**Task details:**
Check every line of the entries for the string "pretraživanja" and return the ones that contain it.

-- Opening Marker --

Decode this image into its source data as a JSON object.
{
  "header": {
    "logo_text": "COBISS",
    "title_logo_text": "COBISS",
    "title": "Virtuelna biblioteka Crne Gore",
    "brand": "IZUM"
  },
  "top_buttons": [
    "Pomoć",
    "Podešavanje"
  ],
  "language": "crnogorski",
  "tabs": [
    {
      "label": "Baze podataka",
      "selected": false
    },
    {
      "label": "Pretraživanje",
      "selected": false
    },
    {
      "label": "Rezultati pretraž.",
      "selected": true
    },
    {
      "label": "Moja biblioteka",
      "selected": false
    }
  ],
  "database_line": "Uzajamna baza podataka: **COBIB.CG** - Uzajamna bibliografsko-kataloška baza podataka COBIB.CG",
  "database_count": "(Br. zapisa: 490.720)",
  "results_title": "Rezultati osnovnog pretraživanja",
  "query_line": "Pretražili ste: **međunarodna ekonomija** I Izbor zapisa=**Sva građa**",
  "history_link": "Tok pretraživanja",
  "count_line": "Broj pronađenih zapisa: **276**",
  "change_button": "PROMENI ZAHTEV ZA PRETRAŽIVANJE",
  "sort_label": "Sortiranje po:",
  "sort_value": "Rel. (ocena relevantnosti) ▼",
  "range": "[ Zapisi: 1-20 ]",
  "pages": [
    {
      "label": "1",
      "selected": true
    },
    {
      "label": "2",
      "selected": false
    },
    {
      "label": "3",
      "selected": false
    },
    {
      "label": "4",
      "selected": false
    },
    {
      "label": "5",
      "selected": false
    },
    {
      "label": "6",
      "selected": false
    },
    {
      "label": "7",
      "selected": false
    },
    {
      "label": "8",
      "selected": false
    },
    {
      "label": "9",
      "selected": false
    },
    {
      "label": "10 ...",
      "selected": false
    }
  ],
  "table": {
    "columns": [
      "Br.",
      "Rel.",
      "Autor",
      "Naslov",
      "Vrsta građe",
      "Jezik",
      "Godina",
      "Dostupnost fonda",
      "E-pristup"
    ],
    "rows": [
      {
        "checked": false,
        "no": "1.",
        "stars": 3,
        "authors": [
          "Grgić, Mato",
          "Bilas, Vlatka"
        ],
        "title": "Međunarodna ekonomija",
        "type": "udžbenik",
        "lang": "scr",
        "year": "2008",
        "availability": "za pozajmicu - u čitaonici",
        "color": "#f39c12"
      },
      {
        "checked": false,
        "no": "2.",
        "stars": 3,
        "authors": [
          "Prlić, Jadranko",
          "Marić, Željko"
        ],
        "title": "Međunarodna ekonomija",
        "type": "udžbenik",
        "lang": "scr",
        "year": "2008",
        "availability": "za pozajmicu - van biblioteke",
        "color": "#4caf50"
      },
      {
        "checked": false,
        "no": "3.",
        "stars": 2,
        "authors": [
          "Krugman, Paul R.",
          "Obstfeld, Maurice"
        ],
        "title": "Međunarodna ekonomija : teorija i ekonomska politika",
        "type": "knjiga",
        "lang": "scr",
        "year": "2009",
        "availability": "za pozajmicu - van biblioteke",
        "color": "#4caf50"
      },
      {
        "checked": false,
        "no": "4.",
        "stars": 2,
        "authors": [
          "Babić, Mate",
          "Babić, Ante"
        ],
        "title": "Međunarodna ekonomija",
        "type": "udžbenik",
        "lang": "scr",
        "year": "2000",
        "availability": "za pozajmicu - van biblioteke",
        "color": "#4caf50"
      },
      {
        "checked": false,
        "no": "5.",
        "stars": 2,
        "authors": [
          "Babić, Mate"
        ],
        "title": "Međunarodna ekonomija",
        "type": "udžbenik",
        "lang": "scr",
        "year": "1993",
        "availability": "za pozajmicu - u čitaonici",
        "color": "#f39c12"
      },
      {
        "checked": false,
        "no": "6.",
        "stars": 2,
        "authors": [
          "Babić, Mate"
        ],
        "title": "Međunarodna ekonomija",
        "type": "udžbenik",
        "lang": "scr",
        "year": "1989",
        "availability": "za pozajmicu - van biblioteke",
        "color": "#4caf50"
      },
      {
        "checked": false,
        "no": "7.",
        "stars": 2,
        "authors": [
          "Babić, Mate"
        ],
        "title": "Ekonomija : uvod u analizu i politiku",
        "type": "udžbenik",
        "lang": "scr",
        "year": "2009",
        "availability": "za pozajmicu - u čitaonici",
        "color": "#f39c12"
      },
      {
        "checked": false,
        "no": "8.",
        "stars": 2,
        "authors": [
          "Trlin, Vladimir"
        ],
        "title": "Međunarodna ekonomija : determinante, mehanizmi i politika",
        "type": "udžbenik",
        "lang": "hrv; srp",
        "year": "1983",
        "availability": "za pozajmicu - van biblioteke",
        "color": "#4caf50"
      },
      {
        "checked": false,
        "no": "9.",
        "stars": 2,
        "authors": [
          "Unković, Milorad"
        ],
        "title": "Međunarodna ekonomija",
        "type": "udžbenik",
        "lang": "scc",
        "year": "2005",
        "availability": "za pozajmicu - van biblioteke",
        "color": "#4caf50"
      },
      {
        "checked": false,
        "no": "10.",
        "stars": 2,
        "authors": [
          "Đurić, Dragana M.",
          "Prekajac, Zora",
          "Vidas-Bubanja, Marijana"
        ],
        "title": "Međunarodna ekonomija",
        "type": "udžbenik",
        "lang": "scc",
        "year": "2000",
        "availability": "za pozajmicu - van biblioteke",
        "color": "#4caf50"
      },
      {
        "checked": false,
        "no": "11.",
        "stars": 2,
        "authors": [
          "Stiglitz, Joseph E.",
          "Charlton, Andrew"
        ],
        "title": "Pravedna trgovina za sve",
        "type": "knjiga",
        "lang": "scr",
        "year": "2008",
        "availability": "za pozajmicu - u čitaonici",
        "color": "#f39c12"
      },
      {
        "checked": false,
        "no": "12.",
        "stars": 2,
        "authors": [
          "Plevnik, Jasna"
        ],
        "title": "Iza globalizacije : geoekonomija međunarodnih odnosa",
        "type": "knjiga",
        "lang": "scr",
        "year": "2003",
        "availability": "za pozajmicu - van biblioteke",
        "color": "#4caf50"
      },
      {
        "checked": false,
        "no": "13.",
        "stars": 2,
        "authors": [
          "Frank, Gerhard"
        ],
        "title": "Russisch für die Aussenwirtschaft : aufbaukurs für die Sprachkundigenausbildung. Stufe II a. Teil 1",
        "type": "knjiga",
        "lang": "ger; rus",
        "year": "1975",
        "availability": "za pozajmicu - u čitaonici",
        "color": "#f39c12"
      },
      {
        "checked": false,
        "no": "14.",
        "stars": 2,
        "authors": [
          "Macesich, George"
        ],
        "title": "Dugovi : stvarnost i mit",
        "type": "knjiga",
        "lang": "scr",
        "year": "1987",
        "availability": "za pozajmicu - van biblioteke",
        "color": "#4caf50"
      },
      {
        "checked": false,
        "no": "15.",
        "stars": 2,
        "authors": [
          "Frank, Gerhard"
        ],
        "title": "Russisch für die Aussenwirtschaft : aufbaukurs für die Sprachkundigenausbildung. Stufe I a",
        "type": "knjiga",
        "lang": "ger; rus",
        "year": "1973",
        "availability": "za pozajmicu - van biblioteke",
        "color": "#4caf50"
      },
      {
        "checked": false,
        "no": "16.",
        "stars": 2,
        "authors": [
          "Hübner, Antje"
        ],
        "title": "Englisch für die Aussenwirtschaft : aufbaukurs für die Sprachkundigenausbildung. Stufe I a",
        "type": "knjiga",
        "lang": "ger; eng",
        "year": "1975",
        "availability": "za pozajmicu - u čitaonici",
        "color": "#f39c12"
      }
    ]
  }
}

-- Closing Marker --

**Response:**
  "results_title": "Rezultati osnovnog pretraživanja",
  "history_link": "Tok pretraživanja",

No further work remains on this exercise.